What this task involves. In the entries below, find each line with the string "markup" and copy it.
Raw data START
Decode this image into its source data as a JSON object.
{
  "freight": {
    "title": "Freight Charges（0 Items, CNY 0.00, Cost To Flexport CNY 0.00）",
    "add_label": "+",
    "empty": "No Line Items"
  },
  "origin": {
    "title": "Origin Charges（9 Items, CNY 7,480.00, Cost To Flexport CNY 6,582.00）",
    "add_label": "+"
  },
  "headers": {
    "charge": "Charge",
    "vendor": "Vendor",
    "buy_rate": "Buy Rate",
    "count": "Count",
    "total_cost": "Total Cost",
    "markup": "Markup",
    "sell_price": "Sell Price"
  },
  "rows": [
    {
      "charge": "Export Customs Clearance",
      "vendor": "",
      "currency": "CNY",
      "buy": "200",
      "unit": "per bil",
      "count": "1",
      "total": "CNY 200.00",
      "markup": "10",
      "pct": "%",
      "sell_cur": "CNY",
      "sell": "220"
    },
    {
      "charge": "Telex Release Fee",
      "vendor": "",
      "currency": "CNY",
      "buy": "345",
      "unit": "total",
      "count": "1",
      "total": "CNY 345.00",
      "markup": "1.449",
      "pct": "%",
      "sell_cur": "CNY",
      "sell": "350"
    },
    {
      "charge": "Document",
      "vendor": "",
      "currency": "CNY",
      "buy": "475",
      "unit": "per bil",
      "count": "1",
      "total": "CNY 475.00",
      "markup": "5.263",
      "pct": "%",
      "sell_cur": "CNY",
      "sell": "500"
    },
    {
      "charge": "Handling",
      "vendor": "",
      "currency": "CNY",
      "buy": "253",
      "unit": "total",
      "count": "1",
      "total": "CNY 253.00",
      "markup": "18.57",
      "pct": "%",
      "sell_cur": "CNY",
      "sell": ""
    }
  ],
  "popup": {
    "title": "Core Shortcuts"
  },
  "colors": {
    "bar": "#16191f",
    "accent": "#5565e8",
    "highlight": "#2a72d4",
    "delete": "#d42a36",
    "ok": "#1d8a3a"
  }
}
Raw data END
Output of the task.
    "markup": "Markup",
      "markup": "10",
      "markup": "1.449",
      "markup": "5.263",
      "markup": "18.57",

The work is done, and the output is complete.